* EXERCISE AIM
Find the word "Cervantes" in the listing below. Copy every line that has it.

* INFORMATION
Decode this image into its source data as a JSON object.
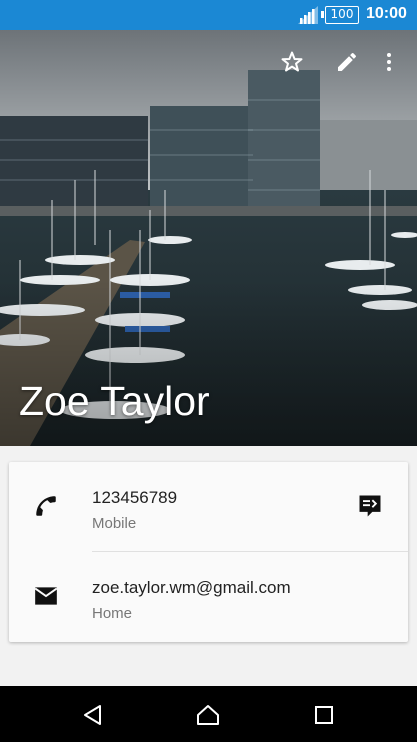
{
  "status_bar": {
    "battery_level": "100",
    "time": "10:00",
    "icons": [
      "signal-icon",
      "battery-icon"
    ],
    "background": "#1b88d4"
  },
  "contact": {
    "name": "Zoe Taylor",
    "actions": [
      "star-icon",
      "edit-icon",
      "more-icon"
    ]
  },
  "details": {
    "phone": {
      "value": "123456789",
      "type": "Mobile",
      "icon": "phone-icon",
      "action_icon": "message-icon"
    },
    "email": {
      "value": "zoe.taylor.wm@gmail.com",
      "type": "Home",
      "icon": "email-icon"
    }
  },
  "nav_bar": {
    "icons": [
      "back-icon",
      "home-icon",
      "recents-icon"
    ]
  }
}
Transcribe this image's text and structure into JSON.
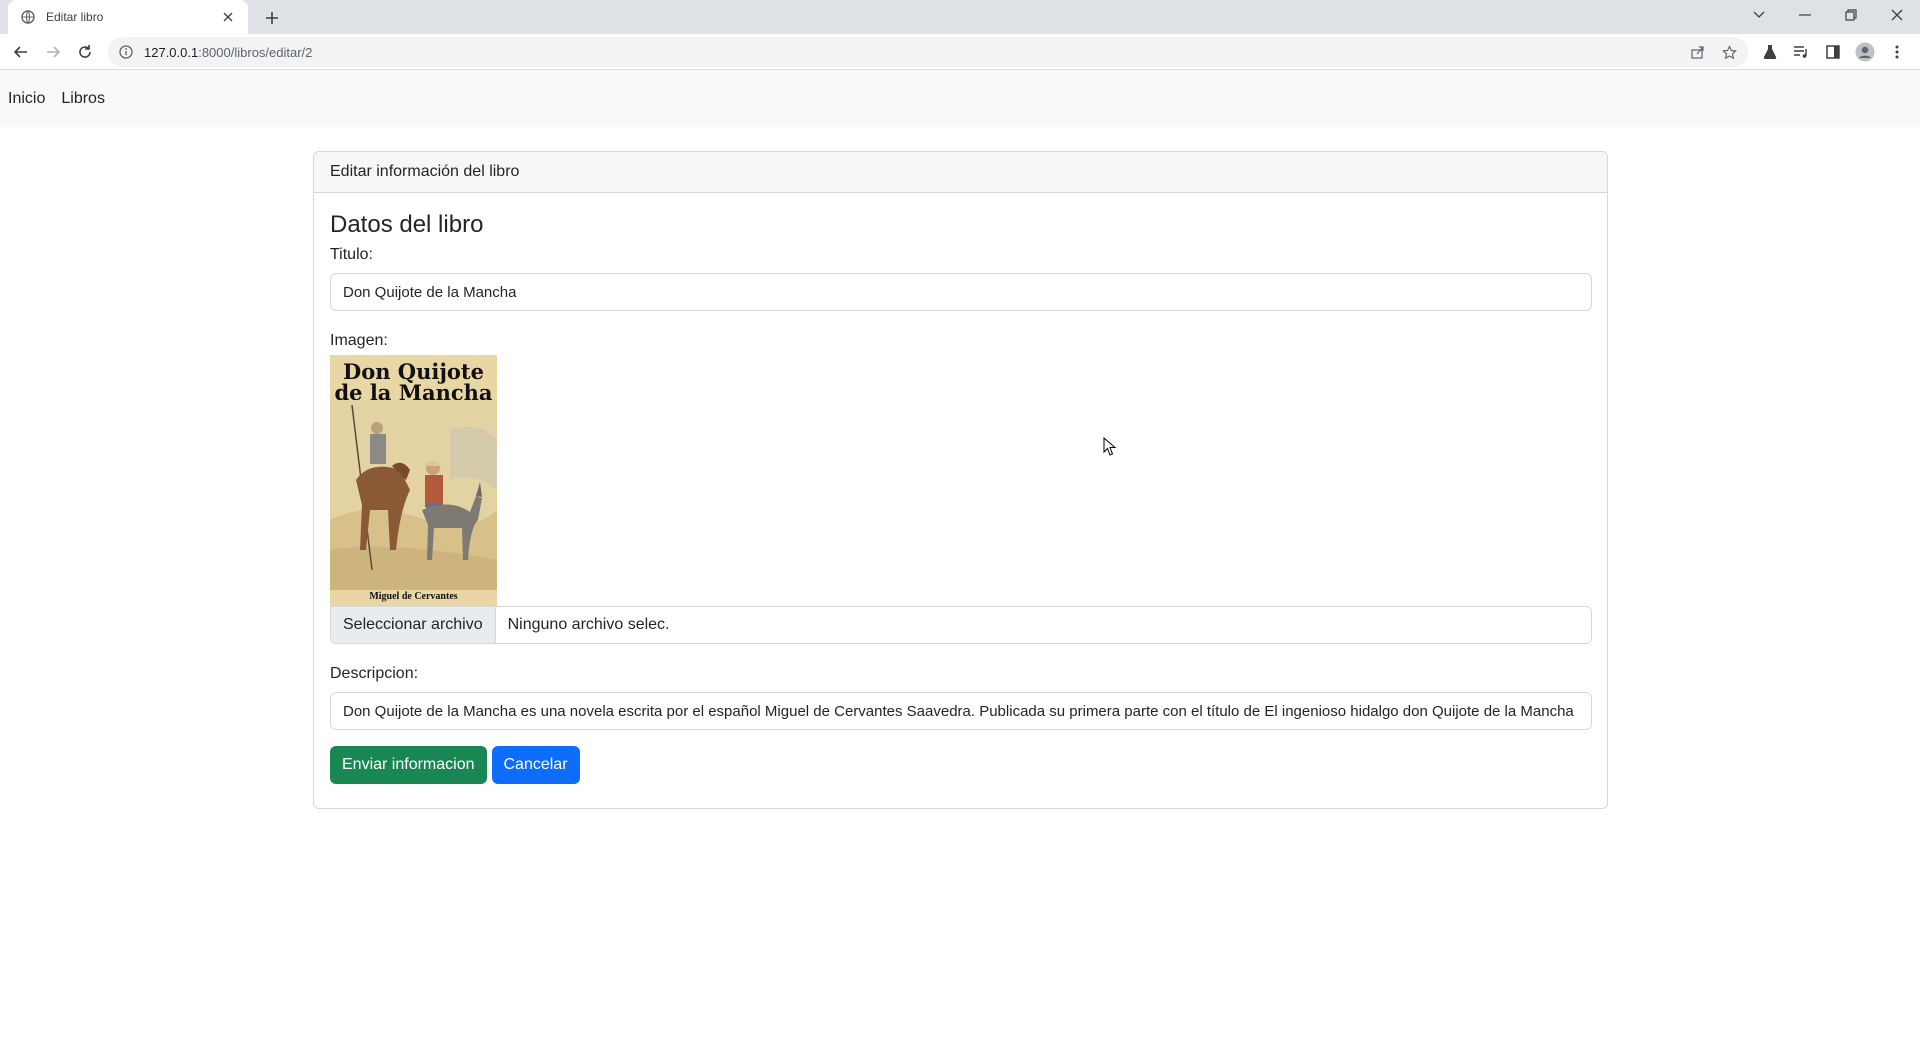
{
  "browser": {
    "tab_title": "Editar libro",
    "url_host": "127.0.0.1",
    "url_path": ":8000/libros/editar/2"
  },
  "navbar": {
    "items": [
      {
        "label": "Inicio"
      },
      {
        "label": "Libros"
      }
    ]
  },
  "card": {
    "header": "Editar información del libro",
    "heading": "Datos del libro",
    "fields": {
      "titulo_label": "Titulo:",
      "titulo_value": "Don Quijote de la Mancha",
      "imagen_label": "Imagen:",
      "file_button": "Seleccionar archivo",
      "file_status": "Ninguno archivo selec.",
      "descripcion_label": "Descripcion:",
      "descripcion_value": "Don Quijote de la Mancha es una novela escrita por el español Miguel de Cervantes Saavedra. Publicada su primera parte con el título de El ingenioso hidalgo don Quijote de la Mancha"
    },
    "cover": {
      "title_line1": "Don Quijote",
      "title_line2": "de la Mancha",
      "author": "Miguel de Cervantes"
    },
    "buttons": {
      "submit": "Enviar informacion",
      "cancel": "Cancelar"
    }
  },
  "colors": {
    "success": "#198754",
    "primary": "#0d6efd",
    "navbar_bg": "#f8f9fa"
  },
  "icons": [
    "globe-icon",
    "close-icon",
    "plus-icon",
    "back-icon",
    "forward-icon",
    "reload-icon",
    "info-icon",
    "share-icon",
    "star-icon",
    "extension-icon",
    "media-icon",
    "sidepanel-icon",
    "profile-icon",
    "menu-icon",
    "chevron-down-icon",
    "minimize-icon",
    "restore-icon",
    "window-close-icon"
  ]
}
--
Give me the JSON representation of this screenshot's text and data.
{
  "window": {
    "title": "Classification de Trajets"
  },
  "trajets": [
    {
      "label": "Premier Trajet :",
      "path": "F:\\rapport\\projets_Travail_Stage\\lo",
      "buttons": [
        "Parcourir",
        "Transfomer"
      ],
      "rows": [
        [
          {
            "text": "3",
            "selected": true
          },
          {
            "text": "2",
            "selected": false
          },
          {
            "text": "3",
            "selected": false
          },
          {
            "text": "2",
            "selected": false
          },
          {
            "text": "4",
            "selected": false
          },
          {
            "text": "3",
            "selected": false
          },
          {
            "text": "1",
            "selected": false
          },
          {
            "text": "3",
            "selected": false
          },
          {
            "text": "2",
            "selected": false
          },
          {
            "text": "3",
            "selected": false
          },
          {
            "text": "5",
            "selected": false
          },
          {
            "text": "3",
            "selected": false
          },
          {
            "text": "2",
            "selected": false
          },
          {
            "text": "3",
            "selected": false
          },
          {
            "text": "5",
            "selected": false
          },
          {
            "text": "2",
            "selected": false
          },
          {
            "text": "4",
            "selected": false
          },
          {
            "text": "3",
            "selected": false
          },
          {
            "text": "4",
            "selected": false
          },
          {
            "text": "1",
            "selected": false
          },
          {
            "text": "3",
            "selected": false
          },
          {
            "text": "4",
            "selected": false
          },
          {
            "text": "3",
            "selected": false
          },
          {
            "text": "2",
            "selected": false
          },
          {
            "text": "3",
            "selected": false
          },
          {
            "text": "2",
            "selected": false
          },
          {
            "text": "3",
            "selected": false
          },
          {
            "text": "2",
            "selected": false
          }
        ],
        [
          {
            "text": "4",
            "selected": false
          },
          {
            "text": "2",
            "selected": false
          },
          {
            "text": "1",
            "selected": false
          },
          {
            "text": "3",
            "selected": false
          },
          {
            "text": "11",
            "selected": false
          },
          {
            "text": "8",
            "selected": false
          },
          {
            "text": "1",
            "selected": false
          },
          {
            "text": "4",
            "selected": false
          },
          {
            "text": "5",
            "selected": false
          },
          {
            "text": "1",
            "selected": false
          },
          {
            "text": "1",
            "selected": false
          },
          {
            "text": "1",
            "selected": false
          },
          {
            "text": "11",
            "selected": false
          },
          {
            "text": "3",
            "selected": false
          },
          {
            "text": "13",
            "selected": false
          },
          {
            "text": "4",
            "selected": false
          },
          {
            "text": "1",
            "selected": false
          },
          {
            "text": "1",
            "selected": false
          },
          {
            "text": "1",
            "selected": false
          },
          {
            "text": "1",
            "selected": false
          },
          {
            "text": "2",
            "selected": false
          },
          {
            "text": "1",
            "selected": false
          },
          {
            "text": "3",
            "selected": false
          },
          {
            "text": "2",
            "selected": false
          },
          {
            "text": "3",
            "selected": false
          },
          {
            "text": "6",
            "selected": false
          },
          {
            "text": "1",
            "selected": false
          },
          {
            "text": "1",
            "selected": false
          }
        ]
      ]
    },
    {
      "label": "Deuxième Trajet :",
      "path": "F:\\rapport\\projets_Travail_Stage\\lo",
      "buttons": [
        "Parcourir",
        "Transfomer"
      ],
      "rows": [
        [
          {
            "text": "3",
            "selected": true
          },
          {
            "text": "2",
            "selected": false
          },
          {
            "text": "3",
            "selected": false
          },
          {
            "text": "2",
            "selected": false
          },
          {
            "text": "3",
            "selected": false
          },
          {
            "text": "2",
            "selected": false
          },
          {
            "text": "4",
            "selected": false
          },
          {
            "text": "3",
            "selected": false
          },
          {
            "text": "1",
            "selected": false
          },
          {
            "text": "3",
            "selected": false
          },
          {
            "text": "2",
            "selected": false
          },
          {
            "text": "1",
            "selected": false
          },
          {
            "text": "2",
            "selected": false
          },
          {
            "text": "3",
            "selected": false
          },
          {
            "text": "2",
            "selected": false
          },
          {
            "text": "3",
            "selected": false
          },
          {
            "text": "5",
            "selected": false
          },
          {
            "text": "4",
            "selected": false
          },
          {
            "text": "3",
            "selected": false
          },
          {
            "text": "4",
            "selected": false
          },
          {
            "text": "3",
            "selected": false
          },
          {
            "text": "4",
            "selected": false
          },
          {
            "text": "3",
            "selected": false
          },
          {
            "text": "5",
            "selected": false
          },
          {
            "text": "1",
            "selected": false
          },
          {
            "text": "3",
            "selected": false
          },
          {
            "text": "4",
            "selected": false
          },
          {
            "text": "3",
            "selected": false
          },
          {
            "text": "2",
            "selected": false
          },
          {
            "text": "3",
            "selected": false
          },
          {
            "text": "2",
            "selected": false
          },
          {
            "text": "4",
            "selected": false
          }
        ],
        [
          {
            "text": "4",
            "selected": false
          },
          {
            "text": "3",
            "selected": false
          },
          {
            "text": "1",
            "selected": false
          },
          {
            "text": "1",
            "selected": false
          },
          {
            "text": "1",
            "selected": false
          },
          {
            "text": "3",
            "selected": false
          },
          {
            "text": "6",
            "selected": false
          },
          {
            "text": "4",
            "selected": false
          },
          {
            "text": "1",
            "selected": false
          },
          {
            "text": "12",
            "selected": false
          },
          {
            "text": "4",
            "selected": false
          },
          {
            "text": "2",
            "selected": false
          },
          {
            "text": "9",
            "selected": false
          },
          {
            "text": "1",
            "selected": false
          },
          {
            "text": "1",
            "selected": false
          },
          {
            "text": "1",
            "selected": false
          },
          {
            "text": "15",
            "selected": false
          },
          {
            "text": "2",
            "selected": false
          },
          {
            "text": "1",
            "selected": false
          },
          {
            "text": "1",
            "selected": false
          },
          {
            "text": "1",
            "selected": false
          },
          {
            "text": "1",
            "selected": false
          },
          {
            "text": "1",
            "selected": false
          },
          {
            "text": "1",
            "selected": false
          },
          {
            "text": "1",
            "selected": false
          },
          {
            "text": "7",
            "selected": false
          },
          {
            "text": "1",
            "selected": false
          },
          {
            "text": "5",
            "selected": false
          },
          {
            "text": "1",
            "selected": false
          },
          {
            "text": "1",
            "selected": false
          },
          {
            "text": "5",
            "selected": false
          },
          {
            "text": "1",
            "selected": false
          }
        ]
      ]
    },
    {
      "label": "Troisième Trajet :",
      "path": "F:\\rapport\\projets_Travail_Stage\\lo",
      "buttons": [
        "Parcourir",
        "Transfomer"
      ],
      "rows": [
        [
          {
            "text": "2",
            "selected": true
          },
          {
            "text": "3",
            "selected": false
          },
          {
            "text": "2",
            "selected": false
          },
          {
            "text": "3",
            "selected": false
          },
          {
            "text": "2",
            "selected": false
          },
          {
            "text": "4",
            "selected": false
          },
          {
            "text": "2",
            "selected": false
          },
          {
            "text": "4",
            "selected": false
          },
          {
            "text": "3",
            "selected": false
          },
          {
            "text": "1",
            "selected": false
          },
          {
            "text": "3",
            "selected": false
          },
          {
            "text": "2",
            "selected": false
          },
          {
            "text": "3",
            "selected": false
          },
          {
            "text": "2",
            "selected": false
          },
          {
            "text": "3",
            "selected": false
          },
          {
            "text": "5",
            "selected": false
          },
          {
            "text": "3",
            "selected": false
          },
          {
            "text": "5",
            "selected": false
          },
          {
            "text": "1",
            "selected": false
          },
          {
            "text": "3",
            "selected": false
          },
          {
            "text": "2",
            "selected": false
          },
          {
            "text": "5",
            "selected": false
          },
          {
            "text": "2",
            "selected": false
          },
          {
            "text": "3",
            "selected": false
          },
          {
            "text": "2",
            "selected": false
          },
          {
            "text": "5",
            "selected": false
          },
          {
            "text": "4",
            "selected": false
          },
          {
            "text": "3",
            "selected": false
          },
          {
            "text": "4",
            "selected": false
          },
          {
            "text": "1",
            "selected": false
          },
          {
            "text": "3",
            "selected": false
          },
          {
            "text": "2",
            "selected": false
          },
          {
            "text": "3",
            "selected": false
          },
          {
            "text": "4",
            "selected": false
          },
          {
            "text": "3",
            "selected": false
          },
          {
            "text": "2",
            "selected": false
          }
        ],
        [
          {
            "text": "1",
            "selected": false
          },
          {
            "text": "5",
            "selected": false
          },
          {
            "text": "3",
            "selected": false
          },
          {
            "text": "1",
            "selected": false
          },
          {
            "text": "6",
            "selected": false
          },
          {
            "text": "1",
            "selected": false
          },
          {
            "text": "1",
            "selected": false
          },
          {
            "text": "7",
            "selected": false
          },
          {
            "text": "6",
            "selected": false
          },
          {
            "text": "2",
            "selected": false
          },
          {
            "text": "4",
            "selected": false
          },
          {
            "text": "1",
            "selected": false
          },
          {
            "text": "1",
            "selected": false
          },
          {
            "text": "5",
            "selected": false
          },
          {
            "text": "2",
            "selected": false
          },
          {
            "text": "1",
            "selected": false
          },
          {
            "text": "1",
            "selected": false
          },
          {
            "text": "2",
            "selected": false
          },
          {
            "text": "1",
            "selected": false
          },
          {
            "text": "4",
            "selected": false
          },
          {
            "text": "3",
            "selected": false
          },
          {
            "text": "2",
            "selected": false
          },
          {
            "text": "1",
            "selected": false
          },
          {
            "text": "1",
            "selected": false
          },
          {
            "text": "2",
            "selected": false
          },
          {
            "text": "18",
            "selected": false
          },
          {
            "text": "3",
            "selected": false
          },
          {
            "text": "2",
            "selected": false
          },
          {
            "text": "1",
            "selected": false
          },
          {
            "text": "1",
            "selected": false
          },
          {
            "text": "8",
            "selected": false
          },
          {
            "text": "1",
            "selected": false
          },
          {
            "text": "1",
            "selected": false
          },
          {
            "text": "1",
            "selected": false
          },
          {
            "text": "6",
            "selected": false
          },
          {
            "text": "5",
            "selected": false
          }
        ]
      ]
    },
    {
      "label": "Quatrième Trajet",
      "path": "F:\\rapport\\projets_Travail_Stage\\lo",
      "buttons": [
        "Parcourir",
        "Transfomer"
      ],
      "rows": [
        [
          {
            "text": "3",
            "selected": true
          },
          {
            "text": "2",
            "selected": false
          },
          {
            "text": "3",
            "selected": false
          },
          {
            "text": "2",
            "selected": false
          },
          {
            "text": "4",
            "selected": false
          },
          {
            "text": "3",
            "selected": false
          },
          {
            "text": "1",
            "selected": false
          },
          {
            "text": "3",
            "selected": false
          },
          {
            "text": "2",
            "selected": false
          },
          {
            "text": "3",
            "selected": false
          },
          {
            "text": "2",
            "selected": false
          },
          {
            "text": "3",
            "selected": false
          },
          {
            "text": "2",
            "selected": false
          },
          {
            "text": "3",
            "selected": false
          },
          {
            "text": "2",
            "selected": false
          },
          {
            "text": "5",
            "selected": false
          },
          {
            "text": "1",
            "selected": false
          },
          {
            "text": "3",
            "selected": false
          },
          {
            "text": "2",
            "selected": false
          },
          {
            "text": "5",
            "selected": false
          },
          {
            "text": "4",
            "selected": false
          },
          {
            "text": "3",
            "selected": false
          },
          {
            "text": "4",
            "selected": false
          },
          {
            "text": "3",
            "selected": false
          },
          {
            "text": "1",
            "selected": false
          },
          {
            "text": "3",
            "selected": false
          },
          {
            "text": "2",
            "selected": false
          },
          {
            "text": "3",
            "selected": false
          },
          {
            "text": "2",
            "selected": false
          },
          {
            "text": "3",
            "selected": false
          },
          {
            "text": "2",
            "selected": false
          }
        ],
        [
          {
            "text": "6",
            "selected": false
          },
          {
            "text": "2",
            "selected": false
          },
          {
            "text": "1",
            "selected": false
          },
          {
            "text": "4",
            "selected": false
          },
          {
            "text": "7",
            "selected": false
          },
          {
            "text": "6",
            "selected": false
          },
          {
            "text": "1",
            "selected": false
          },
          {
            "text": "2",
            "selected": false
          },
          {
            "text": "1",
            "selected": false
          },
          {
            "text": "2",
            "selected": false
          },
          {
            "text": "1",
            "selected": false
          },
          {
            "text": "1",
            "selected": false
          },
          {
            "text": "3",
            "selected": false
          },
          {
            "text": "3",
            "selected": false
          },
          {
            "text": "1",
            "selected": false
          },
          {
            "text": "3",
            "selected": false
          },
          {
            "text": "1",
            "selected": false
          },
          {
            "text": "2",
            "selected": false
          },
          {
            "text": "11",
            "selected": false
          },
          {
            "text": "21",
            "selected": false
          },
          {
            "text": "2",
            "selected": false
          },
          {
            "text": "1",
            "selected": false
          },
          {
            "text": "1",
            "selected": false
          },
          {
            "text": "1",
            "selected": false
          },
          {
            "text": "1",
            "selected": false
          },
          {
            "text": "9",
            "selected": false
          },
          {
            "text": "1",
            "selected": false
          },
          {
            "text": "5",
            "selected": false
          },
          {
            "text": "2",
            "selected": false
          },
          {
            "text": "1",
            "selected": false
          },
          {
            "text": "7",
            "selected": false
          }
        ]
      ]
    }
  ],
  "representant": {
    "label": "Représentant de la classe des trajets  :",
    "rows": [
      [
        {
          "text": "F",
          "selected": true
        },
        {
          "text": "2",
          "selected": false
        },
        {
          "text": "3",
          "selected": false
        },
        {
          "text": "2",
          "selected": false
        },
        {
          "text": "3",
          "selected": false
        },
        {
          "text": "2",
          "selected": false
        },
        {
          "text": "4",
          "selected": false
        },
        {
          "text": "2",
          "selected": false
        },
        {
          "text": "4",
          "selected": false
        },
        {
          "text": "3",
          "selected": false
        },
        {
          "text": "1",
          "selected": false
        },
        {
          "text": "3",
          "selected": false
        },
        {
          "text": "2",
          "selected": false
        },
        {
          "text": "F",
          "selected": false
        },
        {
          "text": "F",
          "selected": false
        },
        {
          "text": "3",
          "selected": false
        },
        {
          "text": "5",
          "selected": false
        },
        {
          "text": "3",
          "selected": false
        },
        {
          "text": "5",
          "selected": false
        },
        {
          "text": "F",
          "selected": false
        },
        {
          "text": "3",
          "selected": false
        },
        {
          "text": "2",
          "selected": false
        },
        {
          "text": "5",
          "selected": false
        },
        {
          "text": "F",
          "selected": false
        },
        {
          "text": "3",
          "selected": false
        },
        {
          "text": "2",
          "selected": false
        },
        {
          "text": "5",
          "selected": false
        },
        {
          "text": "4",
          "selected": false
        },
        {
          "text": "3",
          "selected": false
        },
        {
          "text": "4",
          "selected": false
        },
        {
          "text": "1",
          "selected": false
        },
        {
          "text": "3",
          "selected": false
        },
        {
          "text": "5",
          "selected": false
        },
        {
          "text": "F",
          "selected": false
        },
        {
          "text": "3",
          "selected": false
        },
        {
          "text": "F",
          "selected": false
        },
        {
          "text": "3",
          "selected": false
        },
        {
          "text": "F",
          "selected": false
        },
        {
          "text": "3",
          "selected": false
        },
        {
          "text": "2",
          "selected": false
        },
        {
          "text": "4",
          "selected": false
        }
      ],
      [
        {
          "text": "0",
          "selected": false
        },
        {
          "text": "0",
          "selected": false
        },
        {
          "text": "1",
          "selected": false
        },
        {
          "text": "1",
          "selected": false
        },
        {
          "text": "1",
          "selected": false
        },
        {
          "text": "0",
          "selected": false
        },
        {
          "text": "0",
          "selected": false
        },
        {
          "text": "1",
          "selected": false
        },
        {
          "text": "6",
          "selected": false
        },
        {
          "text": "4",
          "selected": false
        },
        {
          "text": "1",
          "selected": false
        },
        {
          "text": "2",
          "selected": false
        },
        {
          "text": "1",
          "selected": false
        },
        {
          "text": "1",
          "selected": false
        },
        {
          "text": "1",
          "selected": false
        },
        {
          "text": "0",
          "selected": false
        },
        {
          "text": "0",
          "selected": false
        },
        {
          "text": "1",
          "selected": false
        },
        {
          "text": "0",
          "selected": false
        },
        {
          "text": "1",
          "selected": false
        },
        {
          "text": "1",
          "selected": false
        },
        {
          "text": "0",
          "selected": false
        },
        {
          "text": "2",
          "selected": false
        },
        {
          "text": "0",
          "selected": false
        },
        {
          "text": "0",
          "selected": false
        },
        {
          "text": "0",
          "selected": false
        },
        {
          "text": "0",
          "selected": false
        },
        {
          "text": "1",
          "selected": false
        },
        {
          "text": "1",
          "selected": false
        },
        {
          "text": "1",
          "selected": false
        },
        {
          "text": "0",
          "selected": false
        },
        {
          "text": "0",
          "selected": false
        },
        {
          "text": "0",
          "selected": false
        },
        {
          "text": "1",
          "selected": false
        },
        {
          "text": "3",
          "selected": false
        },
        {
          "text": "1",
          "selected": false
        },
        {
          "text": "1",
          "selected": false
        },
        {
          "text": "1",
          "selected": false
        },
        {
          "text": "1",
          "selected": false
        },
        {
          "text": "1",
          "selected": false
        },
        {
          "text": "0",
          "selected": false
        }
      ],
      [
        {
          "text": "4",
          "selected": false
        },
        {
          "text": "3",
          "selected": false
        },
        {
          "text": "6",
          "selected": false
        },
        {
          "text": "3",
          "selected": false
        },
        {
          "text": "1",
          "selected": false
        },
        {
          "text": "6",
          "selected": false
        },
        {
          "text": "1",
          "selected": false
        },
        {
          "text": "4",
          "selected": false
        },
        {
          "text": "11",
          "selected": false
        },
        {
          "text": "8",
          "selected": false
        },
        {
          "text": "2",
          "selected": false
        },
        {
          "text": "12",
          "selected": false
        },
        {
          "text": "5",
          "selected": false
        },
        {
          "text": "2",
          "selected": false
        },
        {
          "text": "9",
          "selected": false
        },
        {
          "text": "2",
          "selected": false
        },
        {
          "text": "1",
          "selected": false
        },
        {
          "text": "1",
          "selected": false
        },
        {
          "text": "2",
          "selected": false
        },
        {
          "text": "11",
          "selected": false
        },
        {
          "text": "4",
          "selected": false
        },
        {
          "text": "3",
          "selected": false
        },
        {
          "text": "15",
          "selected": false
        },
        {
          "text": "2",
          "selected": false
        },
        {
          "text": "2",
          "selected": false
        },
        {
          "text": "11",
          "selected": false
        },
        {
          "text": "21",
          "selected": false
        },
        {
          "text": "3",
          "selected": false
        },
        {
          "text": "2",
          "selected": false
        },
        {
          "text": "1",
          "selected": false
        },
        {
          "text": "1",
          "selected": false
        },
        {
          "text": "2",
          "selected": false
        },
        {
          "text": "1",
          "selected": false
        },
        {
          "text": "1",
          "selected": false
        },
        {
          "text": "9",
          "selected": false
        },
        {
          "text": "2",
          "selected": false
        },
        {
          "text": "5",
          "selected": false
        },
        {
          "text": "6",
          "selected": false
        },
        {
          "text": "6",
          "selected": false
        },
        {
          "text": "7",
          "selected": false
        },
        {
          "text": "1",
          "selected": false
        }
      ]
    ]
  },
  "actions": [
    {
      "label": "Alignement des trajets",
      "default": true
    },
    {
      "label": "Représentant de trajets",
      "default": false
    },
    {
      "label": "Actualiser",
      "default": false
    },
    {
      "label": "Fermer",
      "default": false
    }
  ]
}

* EXERCISE RESULT
      "descripcion_value": "Don Quijote de la Mancha es una novela escrita por el español Miguel de Cervantes Saavedra. Publicada su primera parte con el título de El ingenioso hidalgo don Quijote de la Mancha"
      "author": "Miguel de Cervantes"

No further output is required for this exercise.